Our Mission

Join us in our expedition to deep-sea hydrothermal vents at the East Pacific Rise where we study the formation of biological communities in this extreme environment.

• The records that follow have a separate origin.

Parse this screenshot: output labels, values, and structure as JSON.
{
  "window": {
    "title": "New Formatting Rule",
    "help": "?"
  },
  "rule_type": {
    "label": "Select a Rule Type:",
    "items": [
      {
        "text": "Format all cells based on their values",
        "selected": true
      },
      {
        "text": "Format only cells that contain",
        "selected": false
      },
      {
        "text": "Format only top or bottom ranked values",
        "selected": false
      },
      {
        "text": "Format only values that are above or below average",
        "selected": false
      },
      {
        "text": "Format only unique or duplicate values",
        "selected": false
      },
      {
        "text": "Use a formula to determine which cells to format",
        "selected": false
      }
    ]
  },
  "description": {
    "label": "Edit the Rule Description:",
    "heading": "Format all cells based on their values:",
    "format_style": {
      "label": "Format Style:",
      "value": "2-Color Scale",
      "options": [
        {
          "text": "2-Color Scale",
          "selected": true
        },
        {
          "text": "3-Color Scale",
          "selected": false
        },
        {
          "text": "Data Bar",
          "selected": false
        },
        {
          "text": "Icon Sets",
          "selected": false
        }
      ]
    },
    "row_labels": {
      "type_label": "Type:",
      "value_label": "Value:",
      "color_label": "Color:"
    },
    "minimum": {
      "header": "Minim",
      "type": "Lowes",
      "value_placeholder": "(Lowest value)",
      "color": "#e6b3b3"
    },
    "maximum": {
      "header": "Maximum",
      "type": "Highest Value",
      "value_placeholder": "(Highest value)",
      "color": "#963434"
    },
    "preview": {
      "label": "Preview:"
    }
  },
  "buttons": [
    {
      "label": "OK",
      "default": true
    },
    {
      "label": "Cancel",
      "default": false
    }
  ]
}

Prior to the discovery of hydrothermal vents, it was thought that no life could exist at the bottom of the ocean. However, the scientific world was shocked in 1977 to discover groups of exotic animals living at deep-sea volcanoes. These volcanoes are known as hydrothermal vents, which spew out plumes of sulfur and methane, chemicals that are traditionally toxic to life forms. This vent fluid reaches temperatures that measure over 700°F. At the very bottom of the ocean, these vents contain no sunlight, yet life persists and thrives there. Microbes form the foundation of vent ecosystems, and to survive in a toxic environment without sunlight microbes undergo chemosynthesis, the process of converting chemicals into nutrients. Large communities of microbes coat surfaces at these vent sites, which are known as microbial biofilms. Biofilms give larger animals a suitable place to live. All other vent organisms rely on this biofilm for survival. What is unknown, however, is how animal larvae know to land on the biofilm.